Matt Kassel won’t be showing up in any MLS box scores this season. He won’t be making history as the first youth academy product to play for a senior MLS team (at least not yet). He won’t show up on the field like some American version of Bojan Krkic, a teenager ready to dominate a professional league.
Ultimately, the Red Bulls made a decision of prudence, a decision that won’t sit well with fans already exasperated by a relatively uneventful off-season on the player acquisition front. Perhaps that desperate feeling led some fans to see Kassel as a ray of hope, a young prospect who could give them something to root for in a season some see shaping up to be another in a long line of disappointments.
Lost in all that is the reality that Kassel isn’t ready for MLS right now, and while adding him to the club would have been good for him and the Red Bulls, it just wasn’t a practical move to make right now.
Why? It boils down to the fact that the Red Bulls had two ways to add Kassel to its roster. Either by signing him to a senior contract and including him on the 18-man roster, or by recommending him for a Generation adidas contract, which would mean more money for Kassel and roster exemption status the Red Bulls coveted. (There was a third option, which was signing Kassel to a developmental roster spot, but Kassel was never going to accept a developmental contract and rejected that offer.)
The senior roster spot wasn’t an option, not when Kassel isn’t ready for the MLS game and not when head coach Juan Carlos Osorio will already have senior roster cuts to make to clear room for potential signings in the coming days and months. The Generation adidas contract was an option, but going that route would have meant not being able to use that mechanism on another academy player for three years.
Think about that one for a second. The Red Bulls have just recently committed considerable resources to upgrading the youth academy, including make it free for all age groups in an effort to attract the best players from the talent-rich New York and New Jersey area. A year or two from now a player like Jonny Exantus or Walter Hines could emerge as a young player capable of making an immediate impact in Major League Soccer and the team wouldn’t have that mechanism available to sign them.

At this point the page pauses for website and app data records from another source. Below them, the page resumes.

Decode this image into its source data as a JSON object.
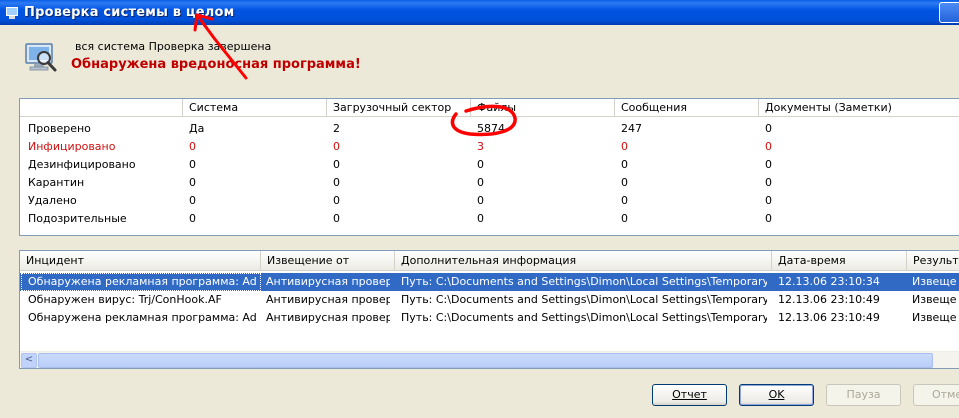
{
  "window": {
    "title": "Проверка системы в целом"
  },
  "header": {
    "status": "вся система Проверка завершена",
    "alert": "Обнаружена вредоносная программа!"
  },
  "stats": {
    "columns": [
      "",
      "Система",
      "Загрузочный сектор",
      "Файлы",
      "Сообщения",
      "Документы (Заметки)"
    ],
    "rows": [
      {
        "label": "Проверено",
        "values": [
          "Да",
          "2",
          "5874",
          "247",
          "0"
        ]
      },
      {
        "label": "Инфицировано",
        "values": [
          "0",
          "0",
          "3",
          "0",
          "0"
        ]
      },
      {
        "label": "Дезинфицировано",
        "values": [
          "0",
          "0",
          "0",
          "0",
          "0"
        ]
      },
      {
        "label": "Карантин",
        "values": [
          "0",
          "0",
          "0",
          "0",
          "0"
        ]
      },
      {
        "label": "Удалено",
        "values": [
          "0",
          "0",
          "0",
          "0",
          "0"
        ]
      },
      {
        "label": "Подозрительные",
        "values": [
          "0",
          "0",
          "0",
          "0",
          "0"
        ]
      }
    ]
  },
  "incidents": {
    "columns": [
      "Инцидент",
      "Извещение от",
      "Дополнительная информация",
      "Дата-время",
      "Результа"
    ],
    "rows": [
      {
        "incident": "Обнаружена рекламная программа: Adwa...",
        "from": "Антивирусная провер...",
        "info": "Путь: C:\\Documents and Settings\\Dimon\\Local Settings\\Temporary Inter...",
        "datetime": "12.13.06 23:10:34",
        "result": "Извеще"
      },
      {
        "incident": "Обнаружен вирус: Trj/ConHook.AF",
        "from": "Антивирусная провер...",
        "info": "Путь: C:\\Documents and Settings\\Dimon\\Local Settings\\Temporary Inter...",
        "datetime": "12.13.06 23:10:49",
        "result": "Извеще"
      },
      {
        "incident": "Обнаружена рекламная программа: Adwa...",
        "from": "Антивирусная провер...",
        "info": "Путь: C:\\Documents and Settings\\Dimon\\Local Settings\\Temporary Inter...",
        "datetime": "12.13.06 23:10:49",
        "result": "Извеще"
      }
    ]
  },
  "scrollbar": {
    "left_arrow": "<"
  },
  "buttons": {
    "report": "Отчет",
    "ok": "OK",
    "pause": "Пауза",
    "cancel": "Отме"
  },
  "colors": {
    "titlebar": "#0054E3",
    "alert": "#C00000",
    "selection": "#316AC5",
    "annotation": "#FF0000"
  }
}
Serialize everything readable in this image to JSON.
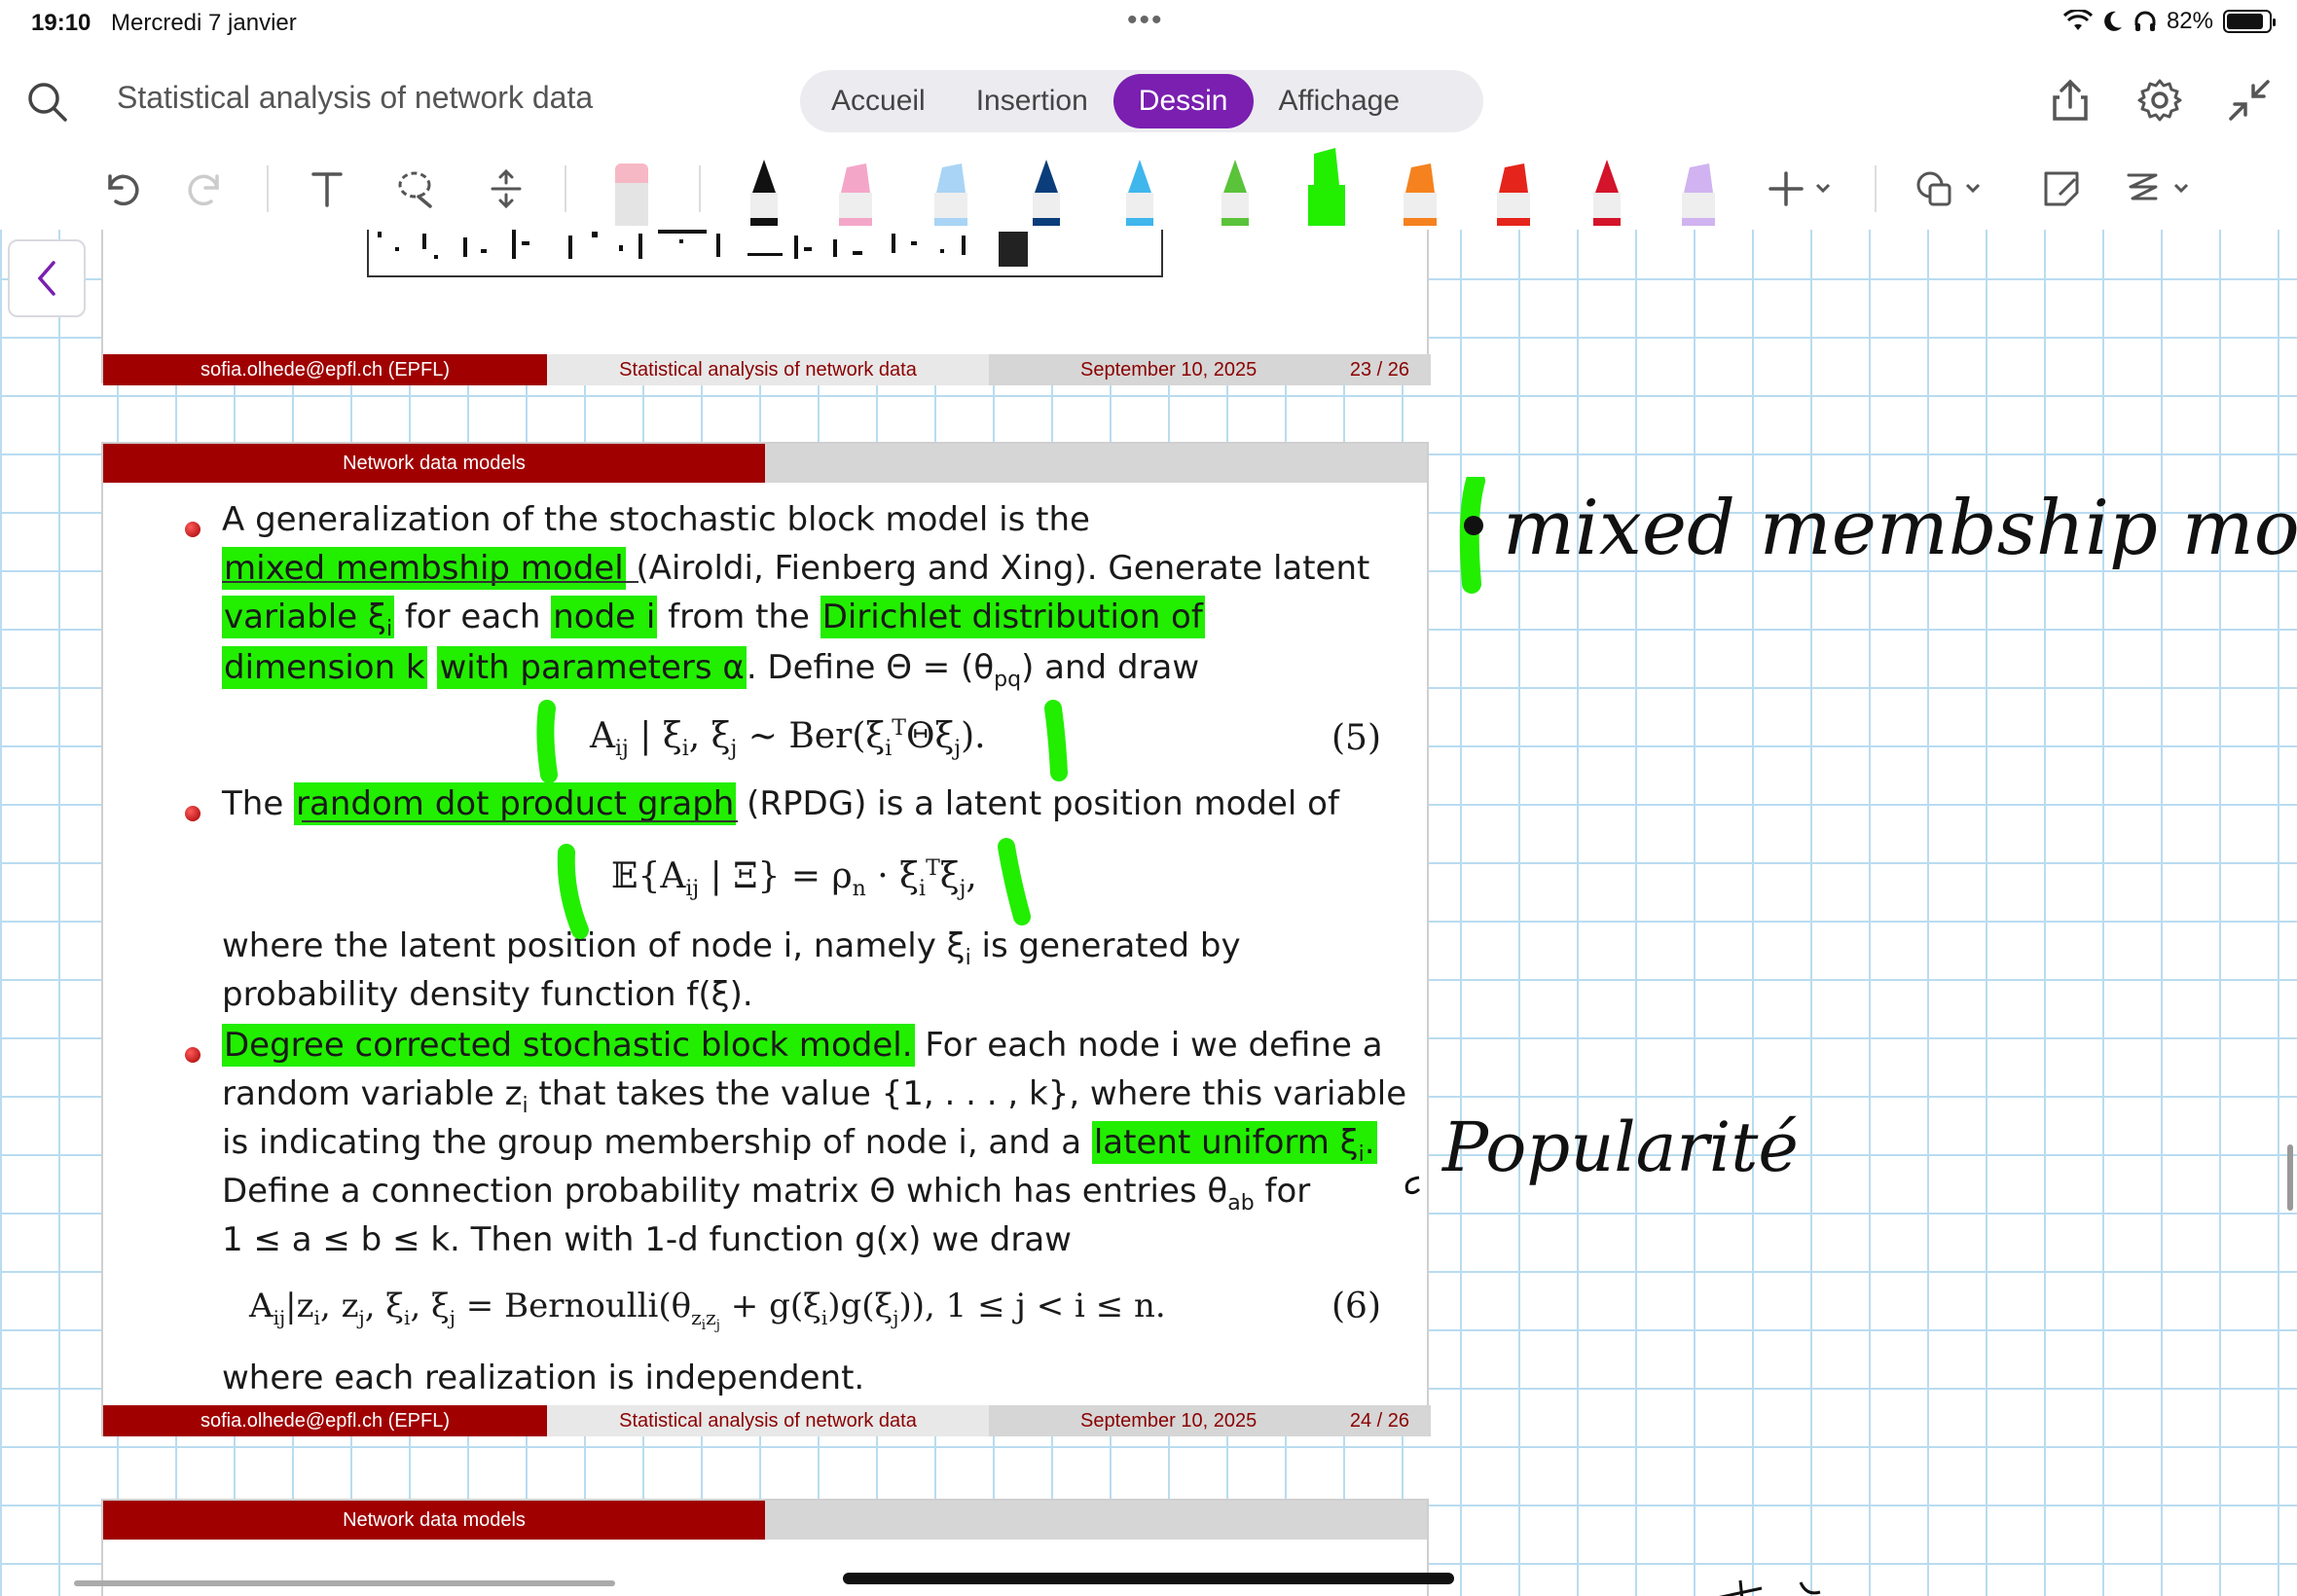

There is also the fact that the club has been unable to see Kassel train with the first team because of a lingering hamstring injury that has limited him for most of the past few weeks. Yes, Kassel did look impressive playing with free agent trialists in February, but that hardly makes him ready for the rigors of life in the midfields of MLS.
Do the Red Bulls risk the chance of losing Kassel in the long term? That is possible, but Kassel’s actions are of a player who is interested in maintaining a relationship with the club that has helped develop him the past few years. He is still attending training sessions and still plans to attend training until it is time for him to head to the University of Maryland (sources have told SBI that Kassel does plan to play for Maryland in the fall).
That means he will still get the benefits of training in a professional environment, but will also get to experience college life and college soccer. Considering the reserve system in MLS is far from where it needs to be, playing a full season in the ACC for one of the nation’s top programs isn’t exactly a bad place to develop.
Now, if Kassel wins the Hermann Award, leads the Terps to a national title, and winds up with European offers he can’t resist, then the Red Bulls could wind up losing him to Europe. This is true, but it could also be true for a player in 2009 who the club can’t sign because it committed to Kassel.
I also wouldn’t rule out Kassel and the Red Bulls going back to the bargaining table before Kassel has to head to college in the fall. Kassel still hasn’t a real chance to impress Osorio and he could still wind up showing the Red Bulls coach something that makes him say, "I don’t want to wait, let’s sign him now."
If that doesn’t happen it won’t be the end of the world, or the end of the season for that matter.
For an opposing view to this situation, check out this piece on MetroFanatic.